  • I was convinced, through logical debate alone, that I live in a permanently determined universe even though my direct experience will never reflect that fact. This was one of a few MAJOR shifts in perception/worldview I have had in my life, which had an impact on every part of my life. It literally turned my entire belief system on its head at the time. It happened while having a conversation on a forum online. The (logical) truth alone can be transformative if you honor it over your emotional preferences and attachments. It’s not easy to let go of false beliefs and ideas, so most of us choose instead to desperately cling to them out of fear, and that becomes the hidden driver for various dishonest techniques like information filtering and distortion, that destroy our capacity to be moved by logic and by truth. Logic and truth are not to blame – human dishonesty and unclear motive is to blame. You need to become the kind of person who has thought about everything so much, that you delight in the idea of someone proving you wrong, you seek it out and look for it because you are bored to death with having figured everything out.
  •  You are describing having an open mind – it takes discipline and practice- and maybe a referee. People find it hard not to either take comments personally, or to make personal attacks.
  •  All 6 points mentioned above sound logical and reasonable. The problem is for one to transfer them from the theoretical stage to the practical one. If one can adopt and apply in his daily communication the outlined 6 points then in my opinion he is a “man of enormous wisdom”.
  •  Yes. And like all people that hold various perceptions of various paradigms (i.e., religion, government, etc.,), they come in all levels of perception. Some are easier than others to converse with. We ALL have different learning curves, molded by different experiences, histories, etc.  There are those, out there, that ENDEAVOR to have an open mind and question.
  •  What you are proposing is dialogue instead of debate. When you want to find the truth, dialogue is the way to go. Sometimes judgments have to be made in absence of absolute certainty, debate is useful in these situations (and yes pathos is huge in debates), but should ideally be avoided by finding the truth.
  • I was warned against the fallacy of moderation (or the mean) when I learnt rhetoric and that the truth rarely lies between two opposite positions.

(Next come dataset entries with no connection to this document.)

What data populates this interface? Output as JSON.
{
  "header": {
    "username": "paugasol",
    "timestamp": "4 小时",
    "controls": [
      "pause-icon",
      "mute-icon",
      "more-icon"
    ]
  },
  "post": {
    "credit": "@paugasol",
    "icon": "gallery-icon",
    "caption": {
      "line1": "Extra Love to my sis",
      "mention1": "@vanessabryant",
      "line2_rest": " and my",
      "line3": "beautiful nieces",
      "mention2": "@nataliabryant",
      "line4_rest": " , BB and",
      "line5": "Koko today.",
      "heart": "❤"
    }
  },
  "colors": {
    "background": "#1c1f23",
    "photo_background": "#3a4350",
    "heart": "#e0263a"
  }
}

argument-against-argumentsConclusions:

Karen asked me when the “experiment” was over whether people agreed with me or not.  Well, like most of life, there was no black and white answer to this question.  Most people agree we need civility but most did not seem to think it likely that people could control their emotional responses in respect to an argument or concept that they felt strongly about.  Rules or no rules, I am constrained to accept the possibility that:

  1. There often may be no middle ground for compromise
  2. Conflict is inevitable in some circumstances
  3. People are emotional and bring emotional baggage to many discussions
  4. People can change their minds but it will not be an easy task to break anyone out of their pre-existing frameworks
  5. We need to make more of an effort to find the “Golden Mean”
  6. We need to show more respect for opinions we disagree with

Time for Questions:

 Are there too many experts in the world?  Why have the amount of “talking heads” proliferated?  Are you tired of hearing experts tell you what you should know and think?  How can we have more agreeable conversations?  Is it possible to avoid conflict and look for the truth rather than try to prove ourselves right?  Are you a “know it all”?  What do we have to do to be more open minded?

Life is just beginning

 

 

 

%d bloggers like this: